**Problem description**
Lines of the listing that contain "true" need to be copied.

**Available records**

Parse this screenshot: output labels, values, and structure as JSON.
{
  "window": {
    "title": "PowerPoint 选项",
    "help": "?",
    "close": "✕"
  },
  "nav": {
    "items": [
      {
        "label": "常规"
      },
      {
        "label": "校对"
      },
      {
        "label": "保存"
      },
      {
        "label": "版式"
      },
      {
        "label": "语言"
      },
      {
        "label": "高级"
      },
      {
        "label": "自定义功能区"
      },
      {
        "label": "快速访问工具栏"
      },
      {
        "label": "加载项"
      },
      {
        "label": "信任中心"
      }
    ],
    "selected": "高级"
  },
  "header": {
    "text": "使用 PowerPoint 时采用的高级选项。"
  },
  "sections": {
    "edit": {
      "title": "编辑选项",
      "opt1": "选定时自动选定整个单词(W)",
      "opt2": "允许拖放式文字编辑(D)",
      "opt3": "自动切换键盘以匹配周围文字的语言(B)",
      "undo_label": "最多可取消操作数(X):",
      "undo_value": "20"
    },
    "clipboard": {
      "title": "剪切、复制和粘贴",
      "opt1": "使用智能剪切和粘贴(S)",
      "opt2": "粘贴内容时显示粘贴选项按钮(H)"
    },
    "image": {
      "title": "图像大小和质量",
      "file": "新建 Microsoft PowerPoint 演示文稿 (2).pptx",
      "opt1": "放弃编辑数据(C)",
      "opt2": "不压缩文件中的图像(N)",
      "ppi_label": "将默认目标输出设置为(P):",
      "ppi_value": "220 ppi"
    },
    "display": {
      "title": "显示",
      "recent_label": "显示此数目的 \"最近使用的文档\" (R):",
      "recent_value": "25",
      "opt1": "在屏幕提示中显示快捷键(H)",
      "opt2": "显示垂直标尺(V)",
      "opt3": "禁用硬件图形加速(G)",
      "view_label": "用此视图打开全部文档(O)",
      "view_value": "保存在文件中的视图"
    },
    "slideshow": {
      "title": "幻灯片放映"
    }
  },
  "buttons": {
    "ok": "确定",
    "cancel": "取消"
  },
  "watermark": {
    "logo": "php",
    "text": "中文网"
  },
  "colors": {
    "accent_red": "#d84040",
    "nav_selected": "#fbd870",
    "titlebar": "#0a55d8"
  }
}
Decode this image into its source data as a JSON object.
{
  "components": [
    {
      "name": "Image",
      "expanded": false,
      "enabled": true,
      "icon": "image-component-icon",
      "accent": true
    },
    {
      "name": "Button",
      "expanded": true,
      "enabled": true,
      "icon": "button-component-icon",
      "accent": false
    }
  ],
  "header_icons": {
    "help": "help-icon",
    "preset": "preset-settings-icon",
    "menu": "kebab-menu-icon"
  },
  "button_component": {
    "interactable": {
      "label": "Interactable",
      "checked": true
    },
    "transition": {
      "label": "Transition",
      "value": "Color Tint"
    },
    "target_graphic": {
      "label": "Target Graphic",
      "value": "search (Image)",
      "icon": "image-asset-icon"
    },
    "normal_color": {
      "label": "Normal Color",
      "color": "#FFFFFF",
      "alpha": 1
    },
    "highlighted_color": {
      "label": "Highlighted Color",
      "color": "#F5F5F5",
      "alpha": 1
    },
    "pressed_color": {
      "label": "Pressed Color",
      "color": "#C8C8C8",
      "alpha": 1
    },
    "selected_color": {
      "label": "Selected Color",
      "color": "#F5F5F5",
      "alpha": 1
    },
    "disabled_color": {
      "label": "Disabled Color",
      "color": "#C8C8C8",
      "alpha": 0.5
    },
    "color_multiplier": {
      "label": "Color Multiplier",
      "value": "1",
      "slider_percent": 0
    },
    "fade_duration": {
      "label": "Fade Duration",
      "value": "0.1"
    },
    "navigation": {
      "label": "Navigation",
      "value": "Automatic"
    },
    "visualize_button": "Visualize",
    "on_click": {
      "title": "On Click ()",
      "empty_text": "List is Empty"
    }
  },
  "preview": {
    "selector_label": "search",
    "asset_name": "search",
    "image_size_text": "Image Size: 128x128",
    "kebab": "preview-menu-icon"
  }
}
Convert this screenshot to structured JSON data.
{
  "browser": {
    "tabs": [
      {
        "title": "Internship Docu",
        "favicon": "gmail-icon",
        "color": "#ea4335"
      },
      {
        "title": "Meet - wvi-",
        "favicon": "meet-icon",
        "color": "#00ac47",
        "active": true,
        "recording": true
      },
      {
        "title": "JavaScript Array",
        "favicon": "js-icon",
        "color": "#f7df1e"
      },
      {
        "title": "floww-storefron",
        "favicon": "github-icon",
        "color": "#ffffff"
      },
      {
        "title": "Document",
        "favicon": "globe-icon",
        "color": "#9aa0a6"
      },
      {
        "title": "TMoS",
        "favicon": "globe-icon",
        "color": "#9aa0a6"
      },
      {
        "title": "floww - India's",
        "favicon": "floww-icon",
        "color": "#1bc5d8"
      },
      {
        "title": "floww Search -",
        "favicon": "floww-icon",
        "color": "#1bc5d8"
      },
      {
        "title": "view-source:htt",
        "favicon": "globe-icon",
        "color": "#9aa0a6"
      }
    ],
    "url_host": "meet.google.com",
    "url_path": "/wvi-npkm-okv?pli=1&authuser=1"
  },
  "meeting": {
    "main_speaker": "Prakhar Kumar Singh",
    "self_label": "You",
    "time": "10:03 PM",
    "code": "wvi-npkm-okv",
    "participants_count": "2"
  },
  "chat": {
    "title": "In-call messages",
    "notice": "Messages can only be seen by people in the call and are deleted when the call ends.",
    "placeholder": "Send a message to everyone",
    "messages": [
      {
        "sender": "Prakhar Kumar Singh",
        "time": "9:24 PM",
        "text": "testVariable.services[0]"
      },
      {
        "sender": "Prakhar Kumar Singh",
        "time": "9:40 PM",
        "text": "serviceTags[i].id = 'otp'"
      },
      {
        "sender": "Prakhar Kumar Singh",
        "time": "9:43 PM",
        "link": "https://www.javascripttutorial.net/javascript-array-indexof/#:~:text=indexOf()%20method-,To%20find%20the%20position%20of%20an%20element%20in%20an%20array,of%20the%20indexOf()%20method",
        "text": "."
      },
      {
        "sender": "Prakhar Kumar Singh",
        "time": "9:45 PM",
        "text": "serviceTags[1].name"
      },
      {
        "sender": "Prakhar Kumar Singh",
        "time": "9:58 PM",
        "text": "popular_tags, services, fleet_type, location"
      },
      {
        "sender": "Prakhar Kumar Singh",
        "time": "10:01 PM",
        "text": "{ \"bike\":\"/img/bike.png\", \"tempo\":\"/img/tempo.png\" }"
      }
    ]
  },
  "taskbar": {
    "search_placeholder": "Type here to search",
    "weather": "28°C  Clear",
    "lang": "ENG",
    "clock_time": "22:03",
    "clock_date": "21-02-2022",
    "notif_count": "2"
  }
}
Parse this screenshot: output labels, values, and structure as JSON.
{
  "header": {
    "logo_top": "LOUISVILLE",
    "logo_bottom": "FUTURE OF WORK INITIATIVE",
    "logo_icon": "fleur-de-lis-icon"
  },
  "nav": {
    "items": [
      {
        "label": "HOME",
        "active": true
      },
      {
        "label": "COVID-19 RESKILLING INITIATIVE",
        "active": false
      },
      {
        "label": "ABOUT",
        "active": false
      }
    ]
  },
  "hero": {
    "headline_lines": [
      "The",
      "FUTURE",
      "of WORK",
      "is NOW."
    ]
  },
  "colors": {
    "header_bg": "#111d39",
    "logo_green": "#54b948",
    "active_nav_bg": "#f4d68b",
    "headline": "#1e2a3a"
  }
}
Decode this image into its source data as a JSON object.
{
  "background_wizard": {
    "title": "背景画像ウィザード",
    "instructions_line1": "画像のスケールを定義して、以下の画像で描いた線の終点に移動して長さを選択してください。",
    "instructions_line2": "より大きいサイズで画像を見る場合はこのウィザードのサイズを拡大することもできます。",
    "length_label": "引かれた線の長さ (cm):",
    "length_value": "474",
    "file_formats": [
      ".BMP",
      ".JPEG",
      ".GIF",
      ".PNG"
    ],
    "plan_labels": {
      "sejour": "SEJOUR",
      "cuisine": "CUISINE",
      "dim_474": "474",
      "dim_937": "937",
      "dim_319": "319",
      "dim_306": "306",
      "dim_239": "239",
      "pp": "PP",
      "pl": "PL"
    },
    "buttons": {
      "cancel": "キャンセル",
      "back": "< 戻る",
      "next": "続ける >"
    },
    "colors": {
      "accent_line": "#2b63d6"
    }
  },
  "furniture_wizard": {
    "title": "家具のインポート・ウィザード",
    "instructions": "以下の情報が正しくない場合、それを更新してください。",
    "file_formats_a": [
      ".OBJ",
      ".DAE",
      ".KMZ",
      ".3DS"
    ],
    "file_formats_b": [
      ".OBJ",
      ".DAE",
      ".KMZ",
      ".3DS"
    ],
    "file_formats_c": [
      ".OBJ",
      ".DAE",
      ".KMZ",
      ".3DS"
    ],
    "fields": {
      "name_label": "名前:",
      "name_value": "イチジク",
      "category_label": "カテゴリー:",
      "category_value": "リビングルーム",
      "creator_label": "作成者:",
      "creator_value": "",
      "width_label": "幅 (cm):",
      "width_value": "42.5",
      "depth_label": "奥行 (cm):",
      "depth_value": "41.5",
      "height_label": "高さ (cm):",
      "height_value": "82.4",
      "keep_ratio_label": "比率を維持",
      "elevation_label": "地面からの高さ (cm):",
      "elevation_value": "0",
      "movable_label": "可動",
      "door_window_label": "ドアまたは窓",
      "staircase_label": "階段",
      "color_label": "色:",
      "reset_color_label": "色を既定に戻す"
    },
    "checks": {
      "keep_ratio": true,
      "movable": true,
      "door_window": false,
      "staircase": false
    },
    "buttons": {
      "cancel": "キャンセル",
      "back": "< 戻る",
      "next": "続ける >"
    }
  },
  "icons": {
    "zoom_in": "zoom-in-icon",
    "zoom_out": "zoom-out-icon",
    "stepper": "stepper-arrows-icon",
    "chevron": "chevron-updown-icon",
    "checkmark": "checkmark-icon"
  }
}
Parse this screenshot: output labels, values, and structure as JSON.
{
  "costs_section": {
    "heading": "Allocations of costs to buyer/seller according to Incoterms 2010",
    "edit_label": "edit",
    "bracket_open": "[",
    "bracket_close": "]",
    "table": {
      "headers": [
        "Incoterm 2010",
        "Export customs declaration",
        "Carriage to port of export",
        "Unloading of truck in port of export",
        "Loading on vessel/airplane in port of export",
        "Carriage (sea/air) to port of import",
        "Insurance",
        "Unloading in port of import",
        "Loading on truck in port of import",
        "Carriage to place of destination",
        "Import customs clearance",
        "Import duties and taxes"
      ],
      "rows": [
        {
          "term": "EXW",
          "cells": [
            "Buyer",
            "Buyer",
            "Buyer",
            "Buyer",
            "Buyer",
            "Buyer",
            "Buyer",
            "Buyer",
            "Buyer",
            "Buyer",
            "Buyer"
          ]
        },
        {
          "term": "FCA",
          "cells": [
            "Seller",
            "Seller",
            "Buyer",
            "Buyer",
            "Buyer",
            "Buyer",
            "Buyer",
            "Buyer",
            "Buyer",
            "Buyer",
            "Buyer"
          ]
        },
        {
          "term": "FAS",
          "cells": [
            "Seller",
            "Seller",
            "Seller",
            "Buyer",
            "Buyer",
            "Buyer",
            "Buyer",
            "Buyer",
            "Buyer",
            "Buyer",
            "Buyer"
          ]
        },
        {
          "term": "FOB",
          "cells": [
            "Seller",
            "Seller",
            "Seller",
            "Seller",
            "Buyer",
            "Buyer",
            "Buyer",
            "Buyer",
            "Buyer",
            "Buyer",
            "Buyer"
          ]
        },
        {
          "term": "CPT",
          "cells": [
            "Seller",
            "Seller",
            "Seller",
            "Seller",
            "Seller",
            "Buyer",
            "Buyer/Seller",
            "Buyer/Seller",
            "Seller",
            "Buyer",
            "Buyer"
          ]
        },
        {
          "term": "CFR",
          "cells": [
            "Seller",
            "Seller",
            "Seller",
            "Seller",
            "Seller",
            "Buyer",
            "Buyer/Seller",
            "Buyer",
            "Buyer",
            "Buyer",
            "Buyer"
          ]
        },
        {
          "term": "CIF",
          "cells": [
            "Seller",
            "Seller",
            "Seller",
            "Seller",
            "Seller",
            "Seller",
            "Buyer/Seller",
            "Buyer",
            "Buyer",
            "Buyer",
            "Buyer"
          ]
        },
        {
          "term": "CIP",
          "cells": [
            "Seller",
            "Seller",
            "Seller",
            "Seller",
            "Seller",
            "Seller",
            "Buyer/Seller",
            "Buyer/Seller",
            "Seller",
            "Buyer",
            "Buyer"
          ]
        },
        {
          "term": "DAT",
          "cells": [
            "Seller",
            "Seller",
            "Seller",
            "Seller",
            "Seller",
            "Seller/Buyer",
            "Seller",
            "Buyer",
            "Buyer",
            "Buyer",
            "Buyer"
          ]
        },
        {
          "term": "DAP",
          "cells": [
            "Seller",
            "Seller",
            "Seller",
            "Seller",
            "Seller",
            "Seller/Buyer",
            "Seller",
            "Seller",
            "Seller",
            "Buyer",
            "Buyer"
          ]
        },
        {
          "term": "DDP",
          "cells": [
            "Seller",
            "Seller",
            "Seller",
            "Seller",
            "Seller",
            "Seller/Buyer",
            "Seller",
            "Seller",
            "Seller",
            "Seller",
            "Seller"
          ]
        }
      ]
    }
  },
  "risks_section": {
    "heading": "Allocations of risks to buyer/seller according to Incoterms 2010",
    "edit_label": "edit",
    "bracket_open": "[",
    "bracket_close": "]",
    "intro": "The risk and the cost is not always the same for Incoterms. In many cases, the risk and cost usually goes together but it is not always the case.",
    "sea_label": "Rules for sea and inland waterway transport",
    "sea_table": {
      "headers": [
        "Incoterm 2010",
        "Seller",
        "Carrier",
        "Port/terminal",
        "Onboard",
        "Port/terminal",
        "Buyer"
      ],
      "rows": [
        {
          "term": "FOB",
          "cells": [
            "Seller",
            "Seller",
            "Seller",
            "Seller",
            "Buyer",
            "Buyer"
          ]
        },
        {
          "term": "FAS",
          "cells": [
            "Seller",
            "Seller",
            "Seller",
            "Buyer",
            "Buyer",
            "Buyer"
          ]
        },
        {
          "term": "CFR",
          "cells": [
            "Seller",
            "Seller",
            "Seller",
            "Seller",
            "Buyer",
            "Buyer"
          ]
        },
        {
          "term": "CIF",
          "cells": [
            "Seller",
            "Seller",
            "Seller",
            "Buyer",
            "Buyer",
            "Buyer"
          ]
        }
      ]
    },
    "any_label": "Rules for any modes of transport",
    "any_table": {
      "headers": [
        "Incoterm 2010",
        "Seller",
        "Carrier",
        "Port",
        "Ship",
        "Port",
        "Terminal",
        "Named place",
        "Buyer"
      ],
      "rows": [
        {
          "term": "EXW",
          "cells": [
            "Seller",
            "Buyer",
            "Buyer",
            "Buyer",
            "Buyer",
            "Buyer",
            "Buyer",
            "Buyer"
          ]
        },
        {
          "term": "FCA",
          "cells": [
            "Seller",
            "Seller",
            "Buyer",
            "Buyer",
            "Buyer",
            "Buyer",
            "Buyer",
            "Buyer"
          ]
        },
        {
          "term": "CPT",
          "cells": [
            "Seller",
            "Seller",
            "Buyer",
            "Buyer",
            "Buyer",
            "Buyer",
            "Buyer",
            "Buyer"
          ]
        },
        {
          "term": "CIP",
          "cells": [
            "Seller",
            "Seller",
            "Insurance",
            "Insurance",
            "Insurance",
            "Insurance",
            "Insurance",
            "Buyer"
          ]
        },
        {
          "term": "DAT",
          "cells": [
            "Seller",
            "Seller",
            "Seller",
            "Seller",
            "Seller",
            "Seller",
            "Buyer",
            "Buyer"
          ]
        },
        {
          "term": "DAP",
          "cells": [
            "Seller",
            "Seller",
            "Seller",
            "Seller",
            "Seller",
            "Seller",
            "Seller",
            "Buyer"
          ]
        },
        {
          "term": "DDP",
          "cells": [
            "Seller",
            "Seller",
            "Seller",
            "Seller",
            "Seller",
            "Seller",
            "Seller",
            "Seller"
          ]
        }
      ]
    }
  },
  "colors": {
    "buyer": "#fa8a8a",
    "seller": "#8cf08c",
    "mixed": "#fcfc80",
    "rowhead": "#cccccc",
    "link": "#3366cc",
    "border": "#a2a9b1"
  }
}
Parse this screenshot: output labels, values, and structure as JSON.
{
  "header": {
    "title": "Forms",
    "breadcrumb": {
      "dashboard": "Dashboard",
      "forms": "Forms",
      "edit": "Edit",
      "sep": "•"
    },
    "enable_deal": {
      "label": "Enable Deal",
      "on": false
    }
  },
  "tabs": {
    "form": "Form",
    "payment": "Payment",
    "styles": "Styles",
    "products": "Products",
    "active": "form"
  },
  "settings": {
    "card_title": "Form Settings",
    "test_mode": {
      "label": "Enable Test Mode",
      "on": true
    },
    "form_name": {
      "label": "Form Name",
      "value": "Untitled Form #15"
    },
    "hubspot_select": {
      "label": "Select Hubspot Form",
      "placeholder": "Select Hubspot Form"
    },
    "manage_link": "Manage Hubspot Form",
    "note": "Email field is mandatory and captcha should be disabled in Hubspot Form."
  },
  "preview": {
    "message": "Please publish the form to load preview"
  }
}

**Result below**
      "enabled": true,
      "accent": true
      "expanded": true,
      "enabled": true,
      "checked": true
        "active": true,
        "recording": true
        "active": true
      "keep_ratio": true,
      "movable": true,
      "on": true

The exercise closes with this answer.